Today, October 19, in the framework of the 6th Edition of the Annual International Conference MACRO 2018, the Independent Think-Tank Expert-Grup in partnership with the Friedrich-Ebert-Stiftung Moldova is launching the State of the Country Report 2018 – a comprehensive radiography of the country's economic and social situation. The special issue of this year's edition is the role of investments in the economic development, the State of the Country Reportserving as a bridge between the presentations of the pannelists and the attempt to identify new investment attractiveness factors that would support the sustainable development of the Republic of Moldova.
According to the State of the Country Report, despite some marginal economic progress registred in 2017 – 2018 (economic growth of 4%, stabilization of the inflation and of the financial system), the fundamental constraints that undermined a noticeable improvement of the state of the country and the quality of people's lives have not been removed. In particular, there have been highlighted a number of unfortunate episodes that had a negative impact on public confidence in government and on the relations with the development partners. These include the adoption of a series of initiatives related to the modification of the electoral system, the invalidation of the elections in Chisinau, the initiative to exchange investments for citizenship, as well as theLaw on voluntary declaration and fiscal facilitation. All these episodes have confirmed the strong influence of obscure interests on governance, since they have been promoted in an undemocratic, non-transparent manner, and largely violating international good practices.
One of the key factors that allowed the economy to grow and diversify in recent years was the facilitated access to the European market. Adrian Lupusor, Executive Director of the "Expert-Grup" stated during the conference that "four years after signing the Association Agreement, statistical data suggest that the expansion of European exports has practically offset the losses incurred beacause of the Russian trade embargo and the conflict in Ukraine. Moreover, the trade balance with the EU has improved and exports have diversified, especially in the agri-food area. However, an overall assessment of the economy and foreign trade reveals a quite modest net impact of DCFTA, with Moldovan producers still having a lot to do in order to fully capitalize on the trade opportunities of the European market”.

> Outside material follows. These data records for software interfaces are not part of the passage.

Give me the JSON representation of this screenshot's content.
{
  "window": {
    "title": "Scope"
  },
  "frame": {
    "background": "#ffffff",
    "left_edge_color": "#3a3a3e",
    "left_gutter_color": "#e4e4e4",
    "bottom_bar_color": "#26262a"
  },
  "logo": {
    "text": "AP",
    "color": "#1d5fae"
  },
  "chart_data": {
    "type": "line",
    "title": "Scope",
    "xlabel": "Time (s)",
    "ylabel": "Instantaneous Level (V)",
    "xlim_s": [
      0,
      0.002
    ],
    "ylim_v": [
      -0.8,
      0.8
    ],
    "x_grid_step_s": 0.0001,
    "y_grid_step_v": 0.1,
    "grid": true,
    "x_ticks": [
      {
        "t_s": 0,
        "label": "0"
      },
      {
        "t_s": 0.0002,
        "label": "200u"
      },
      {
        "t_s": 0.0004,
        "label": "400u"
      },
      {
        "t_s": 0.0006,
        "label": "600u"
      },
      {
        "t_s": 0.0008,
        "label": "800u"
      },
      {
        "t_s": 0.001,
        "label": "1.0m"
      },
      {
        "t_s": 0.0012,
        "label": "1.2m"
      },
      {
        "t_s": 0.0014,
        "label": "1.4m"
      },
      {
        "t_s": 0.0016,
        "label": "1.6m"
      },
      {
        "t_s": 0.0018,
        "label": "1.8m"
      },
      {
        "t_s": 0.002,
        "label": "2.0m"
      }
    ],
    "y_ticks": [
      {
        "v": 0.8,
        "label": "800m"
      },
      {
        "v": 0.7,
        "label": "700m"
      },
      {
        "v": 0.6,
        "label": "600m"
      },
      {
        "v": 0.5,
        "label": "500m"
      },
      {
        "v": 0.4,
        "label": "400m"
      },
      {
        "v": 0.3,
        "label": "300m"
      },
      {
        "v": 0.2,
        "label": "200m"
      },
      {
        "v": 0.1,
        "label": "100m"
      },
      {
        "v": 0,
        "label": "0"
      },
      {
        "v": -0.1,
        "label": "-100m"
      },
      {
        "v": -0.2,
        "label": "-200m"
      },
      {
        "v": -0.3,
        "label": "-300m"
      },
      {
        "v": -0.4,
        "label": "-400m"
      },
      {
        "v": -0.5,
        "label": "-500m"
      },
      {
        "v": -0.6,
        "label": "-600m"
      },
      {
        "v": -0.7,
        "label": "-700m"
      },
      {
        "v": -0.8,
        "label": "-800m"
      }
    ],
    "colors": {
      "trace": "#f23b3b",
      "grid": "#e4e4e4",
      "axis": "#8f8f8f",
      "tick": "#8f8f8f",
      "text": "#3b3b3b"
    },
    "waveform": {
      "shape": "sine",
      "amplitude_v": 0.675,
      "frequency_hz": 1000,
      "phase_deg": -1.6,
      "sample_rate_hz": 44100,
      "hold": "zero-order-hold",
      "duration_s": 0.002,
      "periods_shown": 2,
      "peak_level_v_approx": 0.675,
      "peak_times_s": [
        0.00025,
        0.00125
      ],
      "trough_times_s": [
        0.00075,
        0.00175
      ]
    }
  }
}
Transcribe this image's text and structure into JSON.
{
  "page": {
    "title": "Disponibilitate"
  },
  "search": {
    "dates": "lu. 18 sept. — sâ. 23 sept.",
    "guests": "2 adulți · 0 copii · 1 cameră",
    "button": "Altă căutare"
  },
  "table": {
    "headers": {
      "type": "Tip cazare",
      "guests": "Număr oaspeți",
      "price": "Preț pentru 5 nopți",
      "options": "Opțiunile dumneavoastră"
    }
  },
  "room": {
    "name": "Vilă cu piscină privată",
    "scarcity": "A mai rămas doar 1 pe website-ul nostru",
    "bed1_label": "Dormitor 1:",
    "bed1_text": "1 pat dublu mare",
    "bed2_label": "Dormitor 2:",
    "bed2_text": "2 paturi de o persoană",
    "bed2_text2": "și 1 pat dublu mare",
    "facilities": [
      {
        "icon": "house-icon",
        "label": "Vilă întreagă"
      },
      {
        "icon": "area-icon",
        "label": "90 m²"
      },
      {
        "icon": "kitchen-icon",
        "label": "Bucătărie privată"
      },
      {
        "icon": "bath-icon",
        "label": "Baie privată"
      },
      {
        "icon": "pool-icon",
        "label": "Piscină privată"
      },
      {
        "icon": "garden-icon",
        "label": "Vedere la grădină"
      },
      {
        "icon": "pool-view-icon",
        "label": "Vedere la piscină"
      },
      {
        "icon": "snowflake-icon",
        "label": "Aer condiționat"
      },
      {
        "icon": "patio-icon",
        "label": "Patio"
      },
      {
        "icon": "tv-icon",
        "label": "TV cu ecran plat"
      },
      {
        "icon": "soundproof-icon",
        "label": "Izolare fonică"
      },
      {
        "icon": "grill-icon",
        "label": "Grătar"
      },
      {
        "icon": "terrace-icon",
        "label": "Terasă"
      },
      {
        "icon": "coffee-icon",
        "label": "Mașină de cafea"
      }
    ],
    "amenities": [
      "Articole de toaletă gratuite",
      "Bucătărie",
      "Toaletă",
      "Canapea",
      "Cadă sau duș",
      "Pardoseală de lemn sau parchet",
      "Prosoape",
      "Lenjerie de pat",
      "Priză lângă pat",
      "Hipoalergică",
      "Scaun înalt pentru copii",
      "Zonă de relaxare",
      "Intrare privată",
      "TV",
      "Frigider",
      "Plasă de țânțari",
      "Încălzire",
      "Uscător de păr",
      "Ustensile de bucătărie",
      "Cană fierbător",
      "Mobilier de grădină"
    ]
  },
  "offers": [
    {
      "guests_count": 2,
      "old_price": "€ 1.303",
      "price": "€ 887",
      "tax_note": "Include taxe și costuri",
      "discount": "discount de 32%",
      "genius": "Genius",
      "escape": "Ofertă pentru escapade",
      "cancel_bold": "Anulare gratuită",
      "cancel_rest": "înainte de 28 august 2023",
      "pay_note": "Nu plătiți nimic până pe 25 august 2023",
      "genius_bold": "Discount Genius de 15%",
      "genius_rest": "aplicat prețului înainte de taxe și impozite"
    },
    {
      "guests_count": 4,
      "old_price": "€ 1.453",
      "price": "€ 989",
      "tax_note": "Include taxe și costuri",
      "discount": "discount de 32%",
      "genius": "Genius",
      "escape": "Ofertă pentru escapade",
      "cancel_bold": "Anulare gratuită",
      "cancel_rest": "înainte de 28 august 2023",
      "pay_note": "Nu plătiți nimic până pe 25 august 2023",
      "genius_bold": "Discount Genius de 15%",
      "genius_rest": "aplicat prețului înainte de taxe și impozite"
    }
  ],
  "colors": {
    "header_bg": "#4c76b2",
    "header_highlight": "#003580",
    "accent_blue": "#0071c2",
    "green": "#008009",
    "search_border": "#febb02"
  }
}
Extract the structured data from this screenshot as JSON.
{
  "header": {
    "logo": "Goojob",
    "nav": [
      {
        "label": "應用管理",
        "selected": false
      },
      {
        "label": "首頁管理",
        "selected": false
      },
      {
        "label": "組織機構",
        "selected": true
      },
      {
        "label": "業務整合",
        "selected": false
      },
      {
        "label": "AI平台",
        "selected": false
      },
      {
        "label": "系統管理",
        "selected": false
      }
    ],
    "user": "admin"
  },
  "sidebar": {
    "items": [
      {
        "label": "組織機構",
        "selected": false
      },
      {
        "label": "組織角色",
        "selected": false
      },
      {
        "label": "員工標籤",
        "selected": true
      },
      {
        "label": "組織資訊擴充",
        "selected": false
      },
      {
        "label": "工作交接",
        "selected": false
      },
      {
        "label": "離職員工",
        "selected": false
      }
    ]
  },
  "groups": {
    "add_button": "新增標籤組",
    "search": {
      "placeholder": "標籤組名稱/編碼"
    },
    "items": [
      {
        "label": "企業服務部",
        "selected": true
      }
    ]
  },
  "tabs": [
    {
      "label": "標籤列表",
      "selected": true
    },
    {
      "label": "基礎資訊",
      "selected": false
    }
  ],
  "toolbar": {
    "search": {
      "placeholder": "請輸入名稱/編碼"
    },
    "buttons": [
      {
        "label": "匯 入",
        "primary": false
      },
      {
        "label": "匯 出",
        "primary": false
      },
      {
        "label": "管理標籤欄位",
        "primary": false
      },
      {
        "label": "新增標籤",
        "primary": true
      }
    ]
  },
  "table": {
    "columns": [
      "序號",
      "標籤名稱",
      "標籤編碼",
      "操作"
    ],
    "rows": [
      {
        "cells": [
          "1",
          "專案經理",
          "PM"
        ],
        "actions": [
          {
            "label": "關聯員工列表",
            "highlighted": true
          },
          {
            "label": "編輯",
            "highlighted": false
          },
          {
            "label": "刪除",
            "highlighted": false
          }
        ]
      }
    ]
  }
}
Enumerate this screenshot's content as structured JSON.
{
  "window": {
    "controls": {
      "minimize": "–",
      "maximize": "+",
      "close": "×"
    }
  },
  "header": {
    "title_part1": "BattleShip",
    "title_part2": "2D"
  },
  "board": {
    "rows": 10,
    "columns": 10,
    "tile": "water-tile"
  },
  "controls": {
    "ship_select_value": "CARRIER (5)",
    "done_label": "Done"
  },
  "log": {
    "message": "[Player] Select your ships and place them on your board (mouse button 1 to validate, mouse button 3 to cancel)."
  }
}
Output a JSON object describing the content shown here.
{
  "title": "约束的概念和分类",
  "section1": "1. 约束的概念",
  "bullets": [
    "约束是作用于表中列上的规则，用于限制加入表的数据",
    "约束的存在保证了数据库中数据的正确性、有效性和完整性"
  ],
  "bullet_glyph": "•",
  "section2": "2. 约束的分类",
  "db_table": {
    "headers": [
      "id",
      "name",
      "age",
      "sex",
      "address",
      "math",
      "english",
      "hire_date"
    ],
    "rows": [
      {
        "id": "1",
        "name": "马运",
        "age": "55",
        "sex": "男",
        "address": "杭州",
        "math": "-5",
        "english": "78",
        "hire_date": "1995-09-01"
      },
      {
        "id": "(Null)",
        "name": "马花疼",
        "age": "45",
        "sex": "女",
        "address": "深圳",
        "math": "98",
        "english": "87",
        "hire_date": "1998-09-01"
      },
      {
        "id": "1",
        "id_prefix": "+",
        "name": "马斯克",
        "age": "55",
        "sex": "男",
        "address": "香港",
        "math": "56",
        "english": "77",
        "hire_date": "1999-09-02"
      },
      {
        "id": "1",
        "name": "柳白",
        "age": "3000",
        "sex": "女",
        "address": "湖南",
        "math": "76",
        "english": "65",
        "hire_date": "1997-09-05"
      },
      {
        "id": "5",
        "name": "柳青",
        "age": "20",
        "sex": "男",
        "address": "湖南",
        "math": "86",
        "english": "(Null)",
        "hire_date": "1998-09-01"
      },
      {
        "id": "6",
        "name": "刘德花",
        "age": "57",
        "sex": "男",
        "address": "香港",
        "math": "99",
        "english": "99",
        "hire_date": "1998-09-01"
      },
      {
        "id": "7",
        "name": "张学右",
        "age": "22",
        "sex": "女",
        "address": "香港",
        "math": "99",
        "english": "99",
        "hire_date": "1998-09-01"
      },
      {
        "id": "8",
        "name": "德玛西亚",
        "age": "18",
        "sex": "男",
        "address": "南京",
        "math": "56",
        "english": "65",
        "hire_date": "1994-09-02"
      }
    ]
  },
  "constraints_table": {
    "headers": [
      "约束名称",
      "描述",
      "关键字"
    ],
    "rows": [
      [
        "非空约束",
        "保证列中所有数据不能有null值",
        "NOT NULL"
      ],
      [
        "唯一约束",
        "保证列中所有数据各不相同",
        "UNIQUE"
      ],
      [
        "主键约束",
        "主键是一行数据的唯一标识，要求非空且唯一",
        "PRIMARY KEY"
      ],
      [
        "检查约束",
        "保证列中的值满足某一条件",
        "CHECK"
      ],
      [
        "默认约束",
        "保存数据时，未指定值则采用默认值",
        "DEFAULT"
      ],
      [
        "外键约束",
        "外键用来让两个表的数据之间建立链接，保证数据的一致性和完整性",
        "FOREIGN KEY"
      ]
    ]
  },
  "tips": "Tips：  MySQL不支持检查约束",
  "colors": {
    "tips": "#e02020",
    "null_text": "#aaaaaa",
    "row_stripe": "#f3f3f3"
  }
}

One reason why the local producers can not fully harness the opportunities provided by DCFTA is the lack of investments. Over the last 15 years, the lack of investments has significantly influenced the development of new production capacities, which in their turn, have limited the expansion and diversification of exports. The chronic shortage of domestic investment resources resulted also from the incapacity of banks to fully exercise their function of accumulating resources and allocating them to finance productive investments.
Other major constraints are related to the worrying demographic trends and the emigration of the working-age population, which translates into unavoidable pressures on the budget, driven by the falling of employment rates and the increasing number of pensioners. According to Iurie Morcotilo, economist at Expert-Grup and co-author of the publication, "in one single decade, the number of pensioners increased by 23%, from 528 thousand in 2007 to 652 thousand in 2017, and the trend will continue in the following years. Raising the retirement threshold offers a temporary relief, rather than a sustainable solution to the problems of the public pension system. The demographic changes will put pressure on the healthcare sector as well as on the local budgets, especially given the fact that a large proportion of the elderly population will live solitary and will need access to social support services”.
As solutions, the experts reiterate the need to review fundamentally the economic growth model of the country, by expanding and diversifying exports through modernization of quality infrastructure and implementation of EU safety and quality standards. It is important that producer associations become more involved in promoting DCFTA, and the Government renegotiatethe access conditions for indigenous agri-food products that face high restrictive barriers on the EU market, such as tariff quotas for some products. The Government should continue its efforts to liberalize access to other partners’ markets, in particular for agricultural products. In this context, it is important to free the trade relationship with Russia from any political connotations and, in spite of all risks, to continue the efforts of negotiating free trade agreements with China, Switzerland, Canada, Israel and some Middle East countries.
Given that the substantial increase in exports will be possible only in the case of increased investments, especially foreign investments, it is necessary to identify new investment attractiveness factors for the country. In this respect, it is necessary to promote international trade integration by increasing the efficiency of management at company level and facilitating the access of the population to consumer credit. In addition, it is necessary to further improve the access of companies to long-term bank credit, facilitate labor mobility and take active measures of industrial policy, competitiveness and human capital development.